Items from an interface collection
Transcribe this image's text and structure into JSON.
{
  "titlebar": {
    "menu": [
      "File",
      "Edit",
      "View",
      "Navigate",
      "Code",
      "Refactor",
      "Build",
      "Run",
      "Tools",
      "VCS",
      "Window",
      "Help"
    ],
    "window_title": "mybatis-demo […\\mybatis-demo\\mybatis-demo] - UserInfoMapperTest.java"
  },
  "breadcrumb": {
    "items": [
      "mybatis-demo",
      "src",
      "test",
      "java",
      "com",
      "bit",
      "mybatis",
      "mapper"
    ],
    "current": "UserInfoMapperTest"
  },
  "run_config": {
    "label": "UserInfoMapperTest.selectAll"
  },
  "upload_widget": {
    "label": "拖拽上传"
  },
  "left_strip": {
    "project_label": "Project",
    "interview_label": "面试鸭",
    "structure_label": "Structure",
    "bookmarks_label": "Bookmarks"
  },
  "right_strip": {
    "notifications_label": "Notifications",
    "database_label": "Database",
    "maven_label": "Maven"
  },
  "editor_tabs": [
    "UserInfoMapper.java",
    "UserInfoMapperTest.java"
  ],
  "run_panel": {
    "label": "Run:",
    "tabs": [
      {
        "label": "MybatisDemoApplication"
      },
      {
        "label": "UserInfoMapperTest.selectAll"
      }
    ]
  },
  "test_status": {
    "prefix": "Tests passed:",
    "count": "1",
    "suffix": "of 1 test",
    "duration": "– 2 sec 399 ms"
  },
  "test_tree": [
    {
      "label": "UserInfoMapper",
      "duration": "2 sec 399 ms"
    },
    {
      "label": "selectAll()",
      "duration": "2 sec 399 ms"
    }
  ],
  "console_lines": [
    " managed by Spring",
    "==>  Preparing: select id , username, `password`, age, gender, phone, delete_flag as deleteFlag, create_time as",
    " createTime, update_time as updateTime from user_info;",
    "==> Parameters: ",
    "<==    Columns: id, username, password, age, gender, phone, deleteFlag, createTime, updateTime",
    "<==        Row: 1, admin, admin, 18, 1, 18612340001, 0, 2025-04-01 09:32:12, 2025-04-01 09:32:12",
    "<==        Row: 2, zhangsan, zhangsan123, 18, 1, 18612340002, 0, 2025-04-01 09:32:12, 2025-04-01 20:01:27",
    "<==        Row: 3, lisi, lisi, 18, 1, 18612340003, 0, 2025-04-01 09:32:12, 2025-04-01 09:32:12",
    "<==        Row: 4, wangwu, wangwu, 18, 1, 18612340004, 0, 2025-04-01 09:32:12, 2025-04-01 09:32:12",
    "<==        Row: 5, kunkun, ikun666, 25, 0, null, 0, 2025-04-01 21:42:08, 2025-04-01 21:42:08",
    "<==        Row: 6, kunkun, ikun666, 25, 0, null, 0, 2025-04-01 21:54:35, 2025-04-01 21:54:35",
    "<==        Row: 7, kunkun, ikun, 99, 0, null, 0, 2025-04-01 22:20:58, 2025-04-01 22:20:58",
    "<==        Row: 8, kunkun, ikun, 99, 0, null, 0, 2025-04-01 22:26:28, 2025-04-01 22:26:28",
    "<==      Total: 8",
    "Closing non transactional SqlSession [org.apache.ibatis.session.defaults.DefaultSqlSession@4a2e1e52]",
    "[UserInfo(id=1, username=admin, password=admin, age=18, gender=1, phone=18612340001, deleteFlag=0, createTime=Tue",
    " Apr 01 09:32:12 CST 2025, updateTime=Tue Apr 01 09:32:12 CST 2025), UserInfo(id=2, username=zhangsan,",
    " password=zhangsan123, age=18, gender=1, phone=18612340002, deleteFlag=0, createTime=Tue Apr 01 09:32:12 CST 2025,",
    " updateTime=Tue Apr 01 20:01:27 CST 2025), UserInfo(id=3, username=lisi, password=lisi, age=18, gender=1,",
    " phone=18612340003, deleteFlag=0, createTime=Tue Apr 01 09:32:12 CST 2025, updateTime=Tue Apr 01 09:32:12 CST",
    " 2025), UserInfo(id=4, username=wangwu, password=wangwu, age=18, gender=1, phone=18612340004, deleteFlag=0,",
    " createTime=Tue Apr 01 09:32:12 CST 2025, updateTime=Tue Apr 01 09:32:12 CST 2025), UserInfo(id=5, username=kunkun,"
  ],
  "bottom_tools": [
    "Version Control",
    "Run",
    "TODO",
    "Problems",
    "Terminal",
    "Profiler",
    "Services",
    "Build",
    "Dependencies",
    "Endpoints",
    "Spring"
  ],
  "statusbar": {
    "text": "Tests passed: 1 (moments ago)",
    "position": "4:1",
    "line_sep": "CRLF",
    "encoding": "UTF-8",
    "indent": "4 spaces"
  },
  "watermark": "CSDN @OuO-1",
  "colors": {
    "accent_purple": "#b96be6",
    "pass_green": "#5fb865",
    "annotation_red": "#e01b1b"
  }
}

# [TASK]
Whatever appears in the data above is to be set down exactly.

# [ANSWER SPACE]
Transcribe this image's text and structure into JSON.
{
  "titlebar": {
    "menu": [
      "File",
      "Edit",
      "View",
      "Navigate",
      "Code",
      "Refactor",
      "Build",
      "Run",
      "Tools",
      "VCS",
      "Window",
      "Help"
    ],
    "window_title": "mybatis-demo […\\mybatis-demo\\mybatis-demo] - UserInfoMapperTest.java"
  },
  "breadcrumb": {
    "items": [
      "mybatis-demo",
      "src",
      "test",
      "java",
      "com",
      "bit",
      "mybatis",
      "mapper"
    ],
    "current": "UserInfoMapperTest"
  },
  "run_config": {
    "label": "UserInfoMapperTest.selectAll"
  },
  "upload_widget": {
    "label": "拖拽上传"
  },
  "left_strip": {
    "project_label": "Project",
    "interview_label": "面试鸭",
    "structure_label": "Structure",
    "bookmarks_label": "Bookmarks"
  },
  "right_strip": {
    "notifications_label": "Notifications",
    "database_label": "Database",
    "maven_label": "Maven"
  },
  "editor_tabs": [
    "UserInfoMapper.java",
    "UserInfoMapperTest.java"
  ],
  "run_panel": {
    "label": "Run:",
    "tabs": [
      {
        "label": "MybatisDemoApplication"
      },
      {
        "label": "UserInfoMapperTest.selectAll"
      }
    ]
  },
  "test_status": {
    "prefix": "Tests passed:",
    "count": "1",
    "suffix": "of 1 test",
    "duration": "– 2 sec 399 ms"
  },
  "test_tree": [
    {
      "label": "UserInfoMapper",
      "duration": "2 sec 399 ms"
    },
    {
      "label": "selectAll()",
      "duration": "2 sec 399 ms"
    }
  ],
  "console_lines": [
    " managed by Spring",
    "==>  Preparing: select id , username, `password`, age, gender, phone, delete_flag as deleteFlag, create_time as",
    " createTime, update_time as updateTime from user_info;",
    "==> Parameters: ",
    "<==    Columns: id, username, password, age, gender, phone, deleteFlag, createTime, updateTime",
    "<==        Row: 1, admin, admin, 18, 1, 18612340001, 0, 2025-04-01 09:32:12, 2025-04-01 09:32:12",
    "<==        Row: 2, zhangsan, zhangsan123, 18, 1, 18612340002, 0, 2025-04-01 09:32:12, 2025-04-01 20:01:27",
    "<==        Row: 3, lisi, lisi, 18, 1, 18612340003, 0, 2025-04-01 09:32:12, 2025-04-01 09:32:12",
    "<==        Row: 4, wangwu, wangwu, 18, 1, 18612340004, 0, 2025-04-01 09:32:12, 2025-04-01 09:32:12",
    "<==        Row: 5, kunkun, ikun666, 25, 0, null, 0, 2025-04-01 21:42:08, 2025-04-01 21:42:08",
    "<==        Row: 6, kunkun, ikun666, 25, 0, null, 0, 2025-04-01 21:54:35, 2025-04-01 21:54:35",
    "<==        Row: 7, kunkun, ikun, 99, 0, null, 0, 2025-04-01 22:20:58, 2025-04-01 22:20:58",
    "<==        Row: 8, kunkun, ikun, 99, 0, null, 0, 2025-04-01 22:26:28, 2025-04-01 22:26:28",
    "<==      Total: 8",
    "Closing non transactional SqlSession [org.apache.ibatis.session.defaults.DefaultSqlSession@4a2e1e52]",
    "[UserInfo(id=1, username=admin, password=admin, age=18, gender=1, phone=18612340001, deleteFlag=0, createTime=Tue",
    " Apr 01 09:32:12 CST 2025, updateTime=Tue Apr 01 09:32:12 CST 2025), UserInfo(id=2, username=zhangsan,",
    " password=zhangsan123, age=18, gender=1, phone=18612340002, deleteFlag=0, createTime=Tue Apr 01 09:32:12 CST 2025,",
    " updateTime=Tue Apr 01 20:01:27 CST 2025), UserInfo(id=3, username=lisi, password=lisi, age=18, gender=1,",
    " phone=18612340003, deleteFlag=0, createTime=Tue Apr 01 09:32:12 CST 2025, updateTime=Tue Apr 01 09:32:12 CST",
    " 2025), UserInfo(id=4, username=wangwu, password=wangwu, age=18, gender=1, phone=18612340004, deleteFlag=0,",
    " createTime=Tue Apr 01 09:32:12 CST 2025, updateTime=Tue Apr 01 09:32:12 CST 2025), UserInfo(id=5, username=kunkun,"
  ],
  "bottom_tools": [
    "Version Control",
    "Run",
    "TODO",
    "Problems",
    "Terminal",
    "Profiler",
    "Services",
    "Build",
    "Dependencies",
    "Endpoints",
    "Spring"
  ],
  "statusbar": {
    "text": "Tests passed: 1 (moments ago)",
    "position": "4:1",
    "line_sep": "CRLF",
    "encoding": "UTF-8",
    "indent": "4 spaces"
  },
  "watermark": "CSDN @OuO-1",
  "colors": {
    "accent_purple": "#b96be6",
    "pass_green": "#5fb865",
    "annotation_red": "#e01b1b"
  }
}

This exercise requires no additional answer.